Traumatic brain injury
We often forget the inherent danger of recreational activities. A wrong turn, a missed step, or a moment of distraction can turn joy into pain and fear. For Brandon Reichling, a day meant for excitement and laughter turned into disaster resulting in a dirt bike accident, an urgent trip to the nearest emergency room and a traumatic brain injury (TBI).
Despite wearing a helmet during the accident, Brandon suffered bleeding in several areas of his brain. Medical professionals worked to stabilize him, but he experienced a collapsed lung, requiring re-inflation through a tube inserted into his chest cavity. Additionally, a trach was inserted as he struggled to breathe independently. Brandon spent two weeks in the hospital under ventilator support.
Upon discharge, Brandon's mother described him as “Jell-O.” He relied on others for bed mobility and had little control of his head and neck. He relied on a feeding tube due to difficulty swallowing and communicating. Blurry vision and further cognitive decline only added to his challenges. In search of expert care, Brandon found Baylor Scott & White Institute for Rehabilitation (BSWIR) - Dallas, which came as a recommendation from a family friend's daughter.
Brandon's admission to BSWIR - Dallas marked a turning point. "Getting here was the best thing that happened to us," his mom recalled. "It was part of God's plan."
Brandon set his goals in rehabilitation. He wanted "to walk and go home. To be independent." The rehab team devised a therapy and care plan to expedite his progress. His physical therapist focused on strengthening and limbering his muscles through guided exercises to help him regain mobility. When he gained enough strength to stand, Brandon utilized a wearable robotic exoskeleton, offering support as he relearned to walk. The therapists monitored his gait, speed and distance, gradually challenging him as his muscles improved.
Daily exercises targeted Brandon's ability to swallow and use his mouth until the feeding tube was removed, allowing him to resume a regular diet and take medication in pill form. “I had a feeding tube when I first came in... now I can eat a regular diet and can swallow my pills,” he recalled. Occupational therapy equipped him with strategies for self-care activities, including dressing and brushing his teeth. He also practiced skills for a successful return to work. "The therapists helped me talk louder and be socially appropriate," Brandon shared.
While Brandon's determination was pivotal to his progress, his family and girlfriend played essential roles in keeping him motivated and participating in family training. His mother, a registered nurse, initiated therapy exercises even before arriving at BSWIR - Dallas, enhancing his range of motion and serving as a constant source of encouragement.

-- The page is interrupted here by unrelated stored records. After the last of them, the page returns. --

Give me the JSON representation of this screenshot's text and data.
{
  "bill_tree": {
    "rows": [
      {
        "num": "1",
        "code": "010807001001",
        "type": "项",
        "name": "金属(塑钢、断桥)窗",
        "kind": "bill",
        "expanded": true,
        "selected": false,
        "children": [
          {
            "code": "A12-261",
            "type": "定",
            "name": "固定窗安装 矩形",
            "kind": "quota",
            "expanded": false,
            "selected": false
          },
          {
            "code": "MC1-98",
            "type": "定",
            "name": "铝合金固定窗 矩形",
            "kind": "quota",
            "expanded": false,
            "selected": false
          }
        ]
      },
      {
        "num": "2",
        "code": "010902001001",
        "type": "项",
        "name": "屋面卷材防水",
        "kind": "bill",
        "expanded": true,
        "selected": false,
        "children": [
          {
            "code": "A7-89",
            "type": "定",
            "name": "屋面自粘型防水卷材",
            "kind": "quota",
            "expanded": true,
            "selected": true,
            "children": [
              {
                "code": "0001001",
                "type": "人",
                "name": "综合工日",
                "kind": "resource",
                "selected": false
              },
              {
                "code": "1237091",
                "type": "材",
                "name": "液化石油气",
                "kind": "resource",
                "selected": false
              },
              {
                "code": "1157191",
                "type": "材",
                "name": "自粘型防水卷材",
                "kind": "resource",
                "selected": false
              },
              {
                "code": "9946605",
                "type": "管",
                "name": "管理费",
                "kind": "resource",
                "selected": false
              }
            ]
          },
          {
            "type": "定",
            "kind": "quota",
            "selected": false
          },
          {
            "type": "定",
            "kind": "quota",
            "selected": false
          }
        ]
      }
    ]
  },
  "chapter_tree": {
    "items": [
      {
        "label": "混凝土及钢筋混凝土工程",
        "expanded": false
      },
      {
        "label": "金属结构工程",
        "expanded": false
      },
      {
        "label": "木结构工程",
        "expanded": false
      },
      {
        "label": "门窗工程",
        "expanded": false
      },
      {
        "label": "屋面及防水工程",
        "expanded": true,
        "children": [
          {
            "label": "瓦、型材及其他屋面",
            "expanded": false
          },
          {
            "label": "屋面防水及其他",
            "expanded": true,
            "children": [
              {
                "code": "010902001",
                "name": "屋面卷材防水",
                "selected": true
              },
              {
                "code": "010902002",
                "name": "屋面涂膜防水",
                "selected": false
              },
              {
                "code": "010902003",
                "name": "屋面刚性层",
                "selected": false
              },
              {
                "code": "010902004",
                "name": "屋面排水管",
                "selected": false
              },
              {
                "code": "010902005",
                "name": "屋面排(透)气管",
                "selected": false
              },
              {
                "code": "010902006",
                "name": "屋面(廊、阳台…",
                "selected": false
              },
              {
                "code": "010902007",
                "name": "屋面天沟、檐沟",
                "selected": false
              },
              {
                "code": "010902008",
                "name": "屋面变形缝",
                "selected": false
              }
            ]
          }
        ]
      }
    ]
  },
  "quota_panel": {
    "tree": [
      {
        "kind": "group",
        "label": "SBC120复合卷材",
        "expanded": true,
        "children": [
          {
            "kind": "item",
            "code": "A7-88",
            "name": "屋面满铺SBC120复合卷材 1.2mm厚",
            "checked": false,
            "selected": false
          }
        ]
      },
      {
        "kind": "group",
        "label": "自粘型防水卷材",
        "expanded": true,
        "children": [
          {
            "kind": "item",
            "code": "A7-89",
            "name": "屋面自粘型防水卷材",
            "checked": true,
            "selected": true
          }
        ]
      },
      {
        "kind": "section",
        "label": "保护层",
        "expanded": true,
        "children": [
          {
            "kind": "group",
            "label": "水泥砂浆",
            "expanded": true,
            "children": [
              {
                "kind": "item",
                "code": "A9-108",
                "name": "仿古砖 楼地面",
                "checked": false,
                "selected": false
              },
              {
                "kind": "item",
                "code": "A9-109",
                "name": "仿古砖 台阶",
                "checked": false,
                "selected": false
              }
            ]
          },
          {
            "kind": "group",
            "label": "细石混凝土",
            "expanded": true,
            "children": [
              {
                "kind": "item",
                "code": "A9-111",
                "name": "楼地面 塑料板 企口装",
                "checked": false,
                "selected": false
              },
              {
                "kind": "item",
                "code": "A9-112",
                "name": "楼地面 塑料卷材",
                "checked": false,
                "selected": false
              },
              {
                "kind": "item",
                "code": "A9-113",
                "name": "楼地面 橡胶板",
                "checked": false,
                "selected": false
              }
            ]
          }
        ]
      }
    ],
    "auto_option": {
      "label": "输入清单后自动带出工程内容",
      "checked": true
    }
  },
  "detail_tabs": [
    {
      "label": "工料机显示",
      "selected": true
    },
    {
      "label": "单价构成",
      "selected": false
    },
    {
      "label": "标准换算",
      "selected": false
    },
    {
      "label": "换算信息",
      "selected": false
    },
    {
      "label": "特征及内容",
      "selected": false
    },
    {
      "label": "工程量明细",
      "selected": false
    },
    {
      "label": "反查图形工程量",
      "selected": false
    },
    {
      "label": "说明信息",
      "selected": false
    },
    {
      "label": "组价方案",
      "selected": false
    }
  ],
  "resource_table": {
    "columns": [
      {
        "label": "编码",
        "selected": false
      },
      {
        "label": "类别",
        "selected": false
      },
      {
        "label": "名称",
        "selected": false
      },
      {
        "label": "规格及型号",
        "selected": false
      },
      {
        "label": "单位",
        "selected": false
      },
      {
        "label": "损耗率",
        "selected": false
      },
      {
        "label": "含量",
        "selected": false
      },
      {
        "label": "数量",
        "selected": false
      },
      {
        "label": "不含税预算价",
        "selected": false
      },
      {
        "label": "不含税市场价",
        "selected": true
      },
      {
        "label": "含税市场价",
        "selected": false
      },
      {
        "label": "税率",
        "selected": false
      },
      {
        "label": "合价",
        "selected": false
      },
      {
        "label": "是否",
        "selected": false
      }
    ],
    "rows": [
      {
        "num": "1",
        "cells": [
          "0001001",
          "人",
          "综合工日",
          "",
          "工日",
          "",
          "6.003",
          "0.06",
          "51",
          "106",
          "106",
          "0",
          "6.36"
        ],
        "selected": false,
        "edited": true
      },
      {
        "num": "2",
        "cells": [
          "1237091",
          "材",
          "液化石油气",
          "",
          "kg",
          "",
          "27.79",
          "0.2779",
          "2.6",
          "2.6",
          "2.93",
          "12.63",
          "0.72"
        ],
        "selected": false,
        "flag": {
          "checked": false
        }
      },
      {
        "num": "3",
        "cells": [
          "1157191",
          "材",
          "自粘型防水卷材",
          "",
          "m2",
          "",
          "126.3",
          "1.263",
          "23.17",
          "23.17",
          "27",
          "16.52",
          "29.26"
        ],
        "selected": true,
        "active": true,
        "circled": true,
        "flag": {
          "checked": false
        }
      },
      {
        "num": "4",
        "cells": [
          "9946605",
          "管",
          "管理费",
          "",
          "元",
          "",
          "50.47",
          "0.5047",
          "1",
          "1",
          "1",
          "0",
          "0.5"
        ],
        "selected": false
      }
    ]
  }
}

Orbit, the local therapy dog, offered additional support, aiding Brandon in improving his balance and endurance through playful fetch sessions.
Brandon's hard work and the support from his family and therapy team culminated in a significant milestone - standing on his own. As his time at BSWIR - Dallas came to an end, Brandon eagerly looked forward to, "sleeping in my own bed and eating home-cooked food." His journey towards independence continued at the Day Neuro program at BSWIR – Frisco.
For those in a similar situation, Brandon leaves these words of encouragement: “Stay motivated and try hard. This will help you get better faster.”